Is this the Most Beautiful Song Andrew Lloyd Webber’s Ever Written?

Love Never Dies Quite some time ago, back in the pre-virus world as we know it, I was auditioning actors for a musical. Not my favourite thing. These are/were long days of trying to be supportive and encouraging to a new person every ten minutes for up to six hours. On a big show, that’s day after day, sometimes for weeks.

On one occasion a guy sang a song, that I didn’t think I’d heard before, which stuck in my head all day. It seemed to me to be a perfect example of how to write a musical theatre tune.

It has a strong, simple melody line the finishes each time with a bold lyrical statement that helps to wedge it in your mind even on first hearing.

The chorus tune is so simple (simplicity is fiendishly difficult to compose) that it bears repeating over and over with varying intensity allowing for a build to a grand climax.

It has a gorgeous use of a key change.
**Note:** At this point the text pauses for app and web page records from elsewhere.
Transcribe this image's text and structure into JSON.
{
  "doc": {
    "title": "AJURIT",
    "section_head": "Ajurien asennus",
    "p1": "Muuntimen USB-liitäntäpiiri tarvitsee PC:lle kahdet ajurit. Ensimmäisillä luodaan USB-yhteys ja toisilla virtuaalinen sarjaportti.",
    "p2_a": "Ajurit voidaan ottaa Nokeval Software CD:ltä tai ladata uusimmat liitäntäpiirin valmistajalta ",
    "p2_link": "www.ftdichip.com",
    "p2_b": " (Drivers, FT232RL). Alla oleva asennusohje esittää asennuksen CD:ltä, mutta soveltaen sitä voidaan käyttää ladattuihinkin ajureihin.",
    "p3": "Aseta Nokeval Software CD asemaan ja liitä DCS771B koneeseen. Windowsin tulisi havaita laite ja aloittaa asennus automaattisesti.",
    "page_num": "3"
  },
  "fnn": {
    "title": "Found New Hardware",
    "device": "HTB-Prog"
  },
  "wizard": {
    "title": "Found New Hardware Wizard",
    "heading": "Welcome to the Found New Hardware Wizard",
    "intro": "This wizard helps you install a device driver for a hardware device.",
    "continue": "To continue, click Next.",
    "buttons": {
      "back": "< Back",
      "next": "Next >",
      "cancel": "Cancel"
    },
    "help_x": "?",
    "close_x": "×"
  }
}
I lack the musical vocabulary to describe the “science” of this but basically a key change is when, about two thirds of the way through, just before the “big finish” the notes of the tune shift up a gear usually with a swell of intensity in the accompaniment and the passion of the singer.

Used poorly it sounds cheap, cheesy and desperate on the composer’s part. Used well, as it is here, it sends shivers up the spine of the listener and quickens the heartbeat.

In this case it’s used to dramatic effect but I’ll include a video at the end of this piece in which the genius Richard Rodgers uses it to send spirits soaring.

Anyway back to the song in question.

I googled it and to my surprise discovered it was the opening song of ALW’s LOVE NEVER DIES, his sequel to PHANTOM OF THE OPERA.

Surprised because although I appreciate and admired the composer I don’t usually respond to his work in this visceral way. I’d also seen the show in the West End, gorged on the visuals, but grown bored of the long turgid sections where ALW was aspiring to grand opera. I don’t remember the tunes making much impression on me at all.

So I downloaded the Australian production via iTunes. There is was, that gorgeous opening number, sung by the equally gorgeous Ben Lewis, and I loved it loved it over again.

This weekend you can see the whole Aussie production for free (link below). But to get you started here’s the UK’s LOVE NEVER DIES Phantom, Ramin Karimloo singing that song. TILL I HEAR YOU SING.


(The videographer needed to calm the fk down so I’d recommend listening on head phones with your eyes closed so as not to be distracted)

Here’s the whole show (available free for this weekend only) as enjoyed “down under”. If you watch it this weekend don’t forget to donate to Covid causes via the link.


I'm determined to get to the end of it. I’ve never managed to so far. It’s like the stunning visuals suck the life out of it. To my mind it needs a stripped back, down and dirty production, swathed in shadows and darkness steeped in the feted atmosphere of dark water lapping deep beneath a rusted Coney island pier. I once applied to direct such a production but never got beyond the gatekeepers who shield our most successful composer from such as me.

There is to be a new production, however, lock-down allowing, scheduled to open at Curve, Leicester on Saturday 26 September 2020 where it will play until Saturday 10 October 2020. The show will then play Manchester Opera House from Wednesday 14 to Saturday 24 October 2020.

I wonder if they’ll fix it, allowing the piece to shed its scurrilous nickname “Paint Never Dries”.

The big problem will be overcoming the show’s blindingly obvious fault – there’s no internal tension surrounding the Phantom. In the original we’re kept on tenterhooks awaiting his appearance.

In the sequel lights go down and bang! there he is, and any interest we have as to how and why he’s rematerialized and in what form is immediately dealt with leaving two hours left to find out if Christine’s still in to him.

Finally here’s that song I promised you in which Richard Rodgers with lyricist Lorenz Hart show how key changes can lift a song into orbit, originally from the show UP ON YOUR TOES.